“Similarly, we see a positive outlook this year for China. Our largest customer Huawei conducted an analyst conference in April and forecasted meaningful revenue growth in their carrier network business and a significant ramp in 5G deployments. There has been much discussion about China customers’ building strategic inventory,” continues Jenks. “Based on demand for the products we supply, we are seeing some increases that are in line with what would be consumed with strong tender volumes and we are seeing solid indications of tender activity. We continued to see good progress with design-ins and volume growth for our 64Gigabaud product suite,” he adds. “In the West, these products [64Gigabaud] are used by our customers to achieve 600Gb/s on a single wavelength for distances up to about 80km, such as data-center interconnect. In China, these 64Gigabaud components are being utilized initially to double the speeds of long-haul coherent networks from 100G to 200G while keeping largely the same transmission performance. This same technology will be used across the spectrum of networks to increase the data rates and the available fiber capacity… 64Gigabaud is the next major baud-rate node that will see substantial deployment in telecom networks, notably in China. On the telecom side, the adoption of new technologies may be slower, but may have a longer lifecycle and higher aggregate volume than DCI. As a result, NeoPhotonics will benefit from 64 Gigabaud in both DCI and telecom deployments.”

“Building on our success with 64Gigabaud discrete components, we are extending our offerings to 90-100Gigabaud network applications with our recent announcements at the OFC trade show during March. These included our Class 50 integrated coherent receiver (ICR) and coherent driver modulator (CDM), which are based on our indium phosphide (InP) photonic integration platform,” says Jenks. NeoPhotonics is now testing initial products for 90-100Gigabaud. “We view indium phosphide as optimal to support 90-100Gigabaud for up to 800Gb/s on a single wavelength, further increasing data rates across multiple reaches. Moreover, this platform will continue to be the platform of choice at even higher speed targets above 100Gigabaud, which we will continue to support.”

See related items:

NeoPhotonics’ revenue grows 11% in Q4 to $91.1m

NeoPhotonics’ Q3 revenue up 15% year-on-year to $81.7m

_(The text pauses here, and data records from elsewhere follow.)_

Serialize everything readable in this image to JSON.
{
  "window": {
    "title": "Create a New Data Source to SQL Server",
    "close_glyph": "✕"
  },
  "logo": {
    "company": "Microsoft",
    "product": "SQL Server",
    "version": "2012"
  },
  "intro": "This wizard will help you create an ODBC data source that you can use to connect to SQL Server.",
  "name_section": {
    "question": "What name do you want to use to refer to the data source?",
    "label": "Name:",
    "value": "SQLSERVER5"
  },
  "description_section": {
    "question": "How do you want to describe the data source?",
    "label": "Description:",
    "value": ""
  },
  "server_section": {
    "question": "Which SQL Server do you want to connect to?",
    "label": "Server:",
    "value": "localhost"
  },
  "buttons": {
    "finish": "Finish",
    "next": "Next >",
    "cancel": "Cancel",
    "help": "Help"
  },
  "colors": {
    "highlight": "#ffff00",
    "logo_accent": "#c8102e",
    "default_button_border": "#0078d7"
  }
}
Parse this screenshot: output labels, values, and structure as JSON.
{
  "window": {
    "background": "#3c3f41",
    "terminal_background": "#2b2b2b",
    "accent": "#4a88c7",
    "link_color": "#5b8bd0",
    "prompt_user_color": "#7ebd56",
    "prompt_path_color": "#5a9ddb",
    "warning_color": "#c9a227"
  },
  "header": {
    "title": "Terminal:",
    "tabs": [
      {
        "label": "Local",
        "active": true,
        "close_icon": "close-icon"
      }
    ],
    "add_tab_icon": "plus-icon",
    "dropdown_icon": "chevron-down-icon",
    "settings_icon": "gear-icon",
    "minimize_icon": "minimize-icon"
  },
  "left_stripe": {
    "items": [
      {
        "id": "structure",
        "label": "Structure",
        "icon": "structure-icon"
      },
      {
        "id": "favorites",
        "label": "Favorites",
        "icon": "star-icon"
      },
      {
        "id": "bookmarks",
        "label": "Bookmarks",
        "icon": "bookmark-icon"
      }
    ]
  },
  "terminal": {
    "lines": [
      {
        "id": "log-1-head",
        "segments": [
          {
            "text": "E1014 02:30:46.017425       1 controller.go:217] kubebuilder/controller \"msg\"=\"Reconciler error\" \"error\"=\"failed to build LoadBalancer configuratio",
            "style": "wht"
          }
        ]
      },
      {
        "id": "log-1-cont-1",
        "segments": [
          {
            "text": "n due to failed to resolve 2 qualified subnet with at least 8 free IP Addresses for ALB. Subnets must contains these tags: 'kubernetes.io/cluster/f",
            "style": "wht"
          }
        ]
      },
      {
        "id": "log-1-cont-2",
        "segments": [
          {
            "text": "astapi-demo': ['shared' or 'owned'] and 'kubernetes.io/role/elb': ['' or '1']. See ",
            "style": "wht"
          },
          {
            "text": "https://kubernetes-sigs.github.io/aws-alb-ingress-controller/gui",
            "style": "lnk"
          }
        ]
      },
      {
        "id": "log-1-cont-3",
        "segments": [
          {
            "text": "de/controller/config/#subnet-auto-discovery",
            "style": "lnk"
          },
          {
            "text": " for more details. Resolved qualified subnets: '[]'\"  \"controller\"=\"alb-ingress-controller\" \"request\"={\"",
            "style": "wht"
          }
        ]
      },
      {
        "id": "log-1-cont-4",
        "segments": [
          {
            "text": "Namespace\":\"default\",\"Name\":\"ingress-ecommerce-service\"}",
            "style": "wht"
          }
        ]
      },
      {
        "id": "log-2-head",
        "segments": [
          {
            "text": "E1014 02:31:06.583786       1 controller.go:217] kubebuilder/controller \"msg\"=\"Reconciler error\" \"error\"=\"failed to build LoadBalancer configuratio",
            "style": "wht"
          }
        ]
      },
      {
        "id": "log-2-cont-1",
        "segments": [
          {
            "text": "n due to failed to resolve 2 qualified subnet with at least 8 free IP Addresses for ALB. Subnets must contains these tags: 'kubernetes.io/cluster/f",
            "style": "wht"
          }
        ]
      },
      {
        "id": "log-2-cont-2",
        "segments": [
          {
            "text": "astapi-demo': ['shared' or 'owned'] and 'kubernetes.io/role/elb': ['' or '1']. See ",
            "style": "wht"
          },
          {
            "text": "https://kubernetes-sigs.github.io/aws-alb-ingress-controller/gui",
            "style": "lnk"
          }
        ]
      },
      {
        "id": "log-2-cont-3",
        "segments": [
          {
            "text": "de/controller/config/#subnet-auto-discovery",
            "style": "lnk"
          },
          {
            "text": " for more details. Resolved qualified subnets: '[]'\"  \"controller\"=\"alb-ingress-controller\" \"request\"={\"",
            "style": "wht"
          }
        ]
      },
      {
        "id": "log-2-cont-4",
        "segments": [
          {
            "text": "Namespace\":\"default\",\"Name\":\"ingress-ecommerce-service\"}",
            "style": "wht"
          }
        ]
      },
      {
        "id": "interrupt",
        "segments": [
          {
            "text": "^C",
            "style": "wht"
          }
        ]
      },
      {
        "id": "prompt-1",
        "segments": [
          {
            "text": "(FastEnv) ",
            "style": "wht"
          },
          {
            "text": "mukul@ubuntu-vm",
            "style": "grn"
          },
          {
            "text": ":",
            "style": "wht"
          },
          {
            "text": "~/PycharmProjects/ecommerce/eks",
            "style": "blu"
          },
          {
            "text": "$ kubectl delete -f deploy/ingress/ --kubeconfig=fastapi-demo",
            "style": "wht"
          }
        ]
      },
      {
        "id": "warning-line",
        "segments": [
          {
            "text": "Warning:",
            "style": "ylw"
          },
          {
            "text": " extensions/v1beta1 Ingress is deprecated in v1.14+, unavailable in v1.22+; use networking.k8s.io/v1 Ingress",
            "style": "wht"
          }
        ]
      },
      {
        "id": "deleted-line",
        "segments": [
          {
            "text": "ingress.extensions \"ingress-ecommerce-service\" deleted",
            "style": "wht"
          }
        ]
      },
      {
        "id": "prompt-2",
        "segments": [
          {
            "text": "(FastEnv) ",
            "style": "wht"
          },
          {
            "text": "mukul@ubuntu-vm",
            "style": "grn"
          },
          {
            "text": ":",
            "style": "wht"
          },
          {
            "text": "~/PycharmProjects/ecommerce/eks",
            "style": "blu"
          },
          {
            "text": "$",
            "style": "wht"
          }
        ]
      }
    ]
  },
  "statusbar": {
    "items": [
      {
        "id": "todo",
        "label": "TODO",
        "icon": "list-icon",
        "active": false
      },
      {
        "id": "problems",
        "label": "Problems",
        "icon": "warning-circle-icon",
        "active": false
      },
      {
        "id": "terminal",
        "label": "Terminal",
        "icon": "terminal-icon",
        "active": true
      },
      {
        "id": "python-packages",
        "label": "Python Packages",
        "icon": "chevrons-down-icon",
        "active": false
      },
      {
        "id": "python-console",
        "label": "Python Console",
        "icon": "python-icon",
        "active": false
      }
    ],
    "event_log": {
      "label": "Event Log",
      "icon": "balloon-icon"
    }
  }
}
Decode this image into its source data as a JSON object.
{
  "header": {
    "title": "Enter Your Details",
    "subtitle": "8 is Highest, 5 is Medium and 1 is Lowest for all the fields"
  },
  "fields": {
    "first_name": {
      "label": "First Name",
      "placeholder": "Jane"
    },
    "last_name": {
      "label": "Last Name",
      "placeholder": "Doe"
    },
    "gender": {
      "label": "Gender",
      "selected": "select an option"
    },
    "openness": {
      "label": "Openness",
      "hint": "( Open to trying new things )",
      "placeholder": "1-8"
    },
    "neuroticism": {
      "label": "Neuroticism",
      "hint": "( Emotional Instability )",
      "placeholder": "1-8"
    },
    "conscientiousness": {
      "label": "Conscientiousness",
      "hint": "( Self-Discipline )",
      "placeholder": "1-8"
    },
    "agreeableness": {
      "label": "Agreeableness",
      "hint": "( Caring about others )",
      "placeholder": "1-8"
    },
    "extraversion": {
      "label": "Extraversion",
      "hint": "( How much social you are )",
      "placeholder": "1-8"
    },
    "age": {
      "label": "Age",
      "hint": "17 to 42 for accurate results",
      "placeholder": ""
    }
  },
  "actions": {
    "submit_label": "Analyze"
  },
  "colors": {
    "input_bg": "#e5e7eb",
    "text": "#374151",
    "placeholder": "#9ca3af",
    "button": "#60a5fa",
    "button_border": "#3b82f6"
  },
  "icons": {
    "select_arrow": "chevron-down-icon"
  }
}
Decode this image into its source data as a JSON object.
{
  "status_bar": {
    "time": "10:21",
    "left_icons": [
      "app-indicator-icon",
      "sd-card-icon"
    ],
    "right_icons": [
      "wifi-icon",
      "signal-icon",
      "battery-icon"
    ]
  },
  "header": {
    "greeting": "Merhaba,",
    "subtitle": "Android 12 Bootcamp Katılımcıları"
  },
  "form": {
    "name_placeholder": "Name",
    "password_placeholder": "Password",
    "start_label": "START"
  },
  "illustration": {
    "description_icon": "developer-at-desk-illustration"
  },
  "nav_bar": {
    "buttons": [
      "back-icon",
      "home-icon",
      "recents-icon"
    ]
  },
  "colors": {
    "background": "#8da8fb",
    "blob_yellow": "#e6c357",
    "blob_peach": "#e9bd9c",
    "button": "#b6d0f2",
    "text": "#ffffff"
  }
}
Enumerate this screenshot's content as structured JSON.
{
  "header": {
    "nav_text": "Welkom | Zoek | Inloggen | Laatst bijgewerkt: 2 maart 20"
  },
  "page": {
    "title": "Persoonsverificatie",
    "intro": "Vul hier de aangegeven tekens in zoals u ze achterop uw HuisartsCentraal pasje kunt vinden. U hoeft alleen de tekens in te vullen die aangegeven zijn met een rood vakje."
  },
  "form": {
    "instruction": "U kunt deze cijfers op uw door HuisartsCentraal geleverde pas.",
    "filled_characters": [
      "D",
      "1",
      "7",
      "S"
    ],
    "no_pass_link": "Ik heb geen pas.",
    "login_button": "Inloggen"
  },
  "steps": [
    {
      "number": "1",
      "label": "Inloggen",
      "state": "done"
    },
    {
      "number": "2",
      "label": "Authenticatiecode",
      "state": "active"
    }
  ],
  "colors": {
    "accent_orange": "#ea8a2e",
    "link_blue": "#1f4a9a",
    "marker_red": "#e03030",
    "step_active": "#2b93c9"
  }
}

NeoPhotonics’ revenue grows 18% in Q2 to $81.1m

NeoPhotonics’ Q1 revenue falls 4% year-on-year, as ZTE loss counteracts growth in North America

Tags: NeoPhotonics PICs

Visit: www.neophotonics.com

See Latest IssueRSS Feed